Pale Fire is undoubtedly Nabokov’s most challenging novel. It opens with a self-indulgent “Foreword” by one Charles Kinbote and continues with a long poem (also entitled “Pale Fire”) by his late friend and colleague John Shade, a professor at a northeastern college and a poet somewhat in the mold of Robert Frost. A wayward, extended “Commentary” and a brief “Index,” both by Kinbote, conclude the novel.
Shade’s poem is written in 999 lines and divided into four cantos. An autobiographical rumination on death and the possibility of life after death, it reaches a poignant apogee in describing the suicide of Shade’s beloved but ungainly daughter Hazel. In his “Foreword,” however, Kinbote argues that the poem is actually “about” something else, and encourages readers to consult his “Commentary” before studying the poem. Kinbote has been regaling his patient friend with absurd stories involving the exiled king of Zembla, Charles the Beloved. Although there is an arctic island called Nova Zembla, there is no country called Zembla outside Kinbote’s imagination. Yet Kinbote is convinced that Shade has incorporated Kinbote’s stories into his poem, and proves it, at least to his own satisfaction, in his bizarre notes.
It may seem obvious that Kinbote is mad, although it is possible to determine from his remarks the general course of events and the particulars of his friend’s fate. Having finished (or...
(The entire section is 441 words.)
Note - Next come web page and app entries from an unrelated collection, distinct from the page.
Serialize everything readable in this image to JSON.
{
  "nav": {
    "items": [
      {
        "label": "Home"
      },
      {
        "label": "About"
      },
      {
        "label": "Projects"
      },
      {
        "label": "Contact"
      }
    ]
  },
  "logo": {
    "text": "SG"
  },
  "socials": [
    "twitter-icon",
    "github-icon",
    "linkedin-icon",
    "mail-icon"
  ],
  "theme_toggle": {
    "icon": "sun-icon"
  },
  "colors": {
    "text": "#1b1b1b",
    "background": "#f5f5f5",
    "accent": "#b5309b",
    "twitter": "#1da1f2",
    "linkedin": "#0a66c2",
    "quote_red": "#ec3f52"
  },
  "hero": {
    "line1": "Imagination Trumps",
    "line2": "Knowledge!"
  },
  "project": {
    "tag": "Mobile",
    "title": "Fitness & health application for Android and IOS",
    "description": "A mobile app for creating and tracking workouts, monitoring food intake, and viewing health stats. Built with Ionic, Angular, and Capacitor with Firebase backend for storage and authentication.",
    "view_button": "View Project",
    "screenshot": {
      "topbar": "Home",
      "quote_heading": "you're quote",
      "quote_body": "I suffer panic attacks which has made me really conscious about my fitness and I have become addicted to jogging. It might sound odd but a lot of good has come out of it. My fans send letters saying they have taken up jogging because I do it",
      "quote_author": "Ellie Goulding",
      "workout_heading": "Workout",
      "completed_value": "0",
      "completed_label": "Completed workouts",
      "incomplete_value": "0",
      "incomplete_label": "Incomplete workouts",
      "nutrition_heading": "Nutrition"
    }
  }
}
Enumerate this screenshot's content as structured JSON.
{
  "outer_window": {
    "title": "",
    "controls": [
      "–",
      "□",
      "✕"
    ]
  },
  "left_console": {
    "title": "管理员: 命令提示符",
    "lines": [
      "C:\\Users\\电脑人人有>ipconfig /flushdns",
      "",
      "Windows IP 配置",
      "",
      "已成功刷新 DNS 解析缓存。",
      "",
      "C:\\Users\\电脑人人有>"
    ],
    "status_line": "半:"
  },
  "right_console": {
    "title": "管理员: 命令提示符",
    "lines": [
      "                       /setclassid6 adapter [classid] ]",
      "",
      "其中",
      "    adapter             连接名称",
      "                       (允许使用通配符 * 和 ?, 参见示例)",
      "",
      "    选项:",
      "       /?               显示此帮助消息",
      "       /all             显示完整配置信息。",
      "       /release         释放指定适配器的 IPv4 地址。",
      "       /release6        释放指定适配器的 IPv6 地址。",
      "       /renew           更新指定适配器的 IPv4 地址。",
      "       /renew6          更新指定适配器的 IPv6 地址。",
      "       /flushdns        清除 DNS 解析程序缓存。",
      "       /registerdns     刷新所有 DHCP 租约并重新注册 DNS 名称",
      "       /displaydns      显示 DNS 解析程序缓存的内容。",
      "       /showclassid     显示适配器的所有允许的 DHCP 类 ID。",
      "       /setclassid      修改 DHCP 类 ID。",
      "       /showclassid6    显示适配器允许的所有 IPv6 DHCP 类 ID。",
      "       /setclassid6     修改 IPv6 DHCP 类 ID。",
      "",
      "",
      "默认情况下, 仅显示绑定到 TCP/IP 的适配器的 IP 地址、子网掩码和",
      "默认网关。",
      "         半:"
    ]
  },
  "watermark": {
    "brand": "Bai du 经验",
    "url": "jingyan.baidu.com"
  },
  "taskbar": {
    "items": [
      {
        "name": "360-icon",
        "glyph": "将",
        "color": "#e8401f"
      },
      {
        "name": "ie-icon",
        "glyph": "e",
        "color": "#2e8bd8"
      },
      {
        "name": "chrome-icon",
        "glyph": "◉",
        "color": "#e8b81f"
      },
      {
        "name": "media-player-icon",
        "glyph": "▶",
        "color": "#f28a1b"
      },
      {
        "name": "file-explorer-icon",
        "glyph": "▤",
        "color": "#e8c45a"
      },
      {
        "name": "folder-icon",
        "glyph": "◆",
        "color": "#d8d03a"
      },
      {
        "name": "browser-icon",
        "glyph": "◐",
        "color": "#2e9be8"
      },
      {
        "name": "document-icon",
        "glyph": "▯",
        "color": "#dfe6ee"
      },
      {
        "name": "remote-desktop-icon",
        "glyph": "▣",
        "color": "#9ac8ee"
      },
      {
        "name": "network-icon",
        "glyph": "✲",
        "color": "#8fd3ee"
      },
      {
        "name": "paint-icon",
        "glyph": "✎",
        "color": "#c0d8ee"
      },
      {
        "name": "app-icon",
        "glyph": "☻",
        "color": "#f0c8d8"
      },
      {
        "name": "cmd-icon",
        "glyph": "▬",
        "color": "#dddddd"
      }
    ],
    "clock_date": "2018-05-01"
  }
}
Pale Fire purports to be a scholarly edition of the poem Pale Fire by the American poet John Shade. There is, as part of the novel, an editor’s foreword, then the poem itself, followed by five times as many pages of editorial commentary as there are pages to the poem, and finally an index. The editor, Charles Kinbote, was a one-time colleague of Shade at Wordsmith University in New Wye, which is in Appalachia. Kinbote tells a story, or rather a number of stories, all by indirection—for there is no simple “and then” of events in the novel.
The primary story is realistic, introduced by Kinbote in the foreword and carried on in the rest of the editorial apparatus and in Shade’s poem. In the poem, an autobiographical meditation written in loose, rhymed couplets, Shade recounts not only his own life and his love for his wife, Sybil, but his daughter’s life and death. His daughter was an unattractive, intelligent girl, too sensitive for the world, who ended up, probably, killing herself. Kinbote may actually have been named V. Botkin—and he probably is quite mad. Newly arrived as a teacher at Wordsmith, he rents the house of Judge Goldsworth, next to Shade’s house. Kinbote does not fit well into the academic world. Most of his colleagues, especially a young teacher named Gerald Emerald, make fun of his appearance and his manners. Moreover, Kinbote, who is gay, has a series of unfortunate love affairs. An admirer of Shade’s work, Kinbote forces himself upon Shade and his wife, Sybil. Shade is working on his new poem; Kinbote believes that he has given Shade the major subject for the poem. He is to be cruelly disappointed.
Another madman, Jack Grey, once sentenced to prison by Judge Goldsworth but having escaped from an asylum for the criminally insane, arrives in New Wye, intent upon revenge. Grey mistakes Shade for the judge and shoots him. Kinbote believes, and Mrs. Shade accepts as truth, that Kinbote tried to save Shade. She...
(The entire section is 809 words.)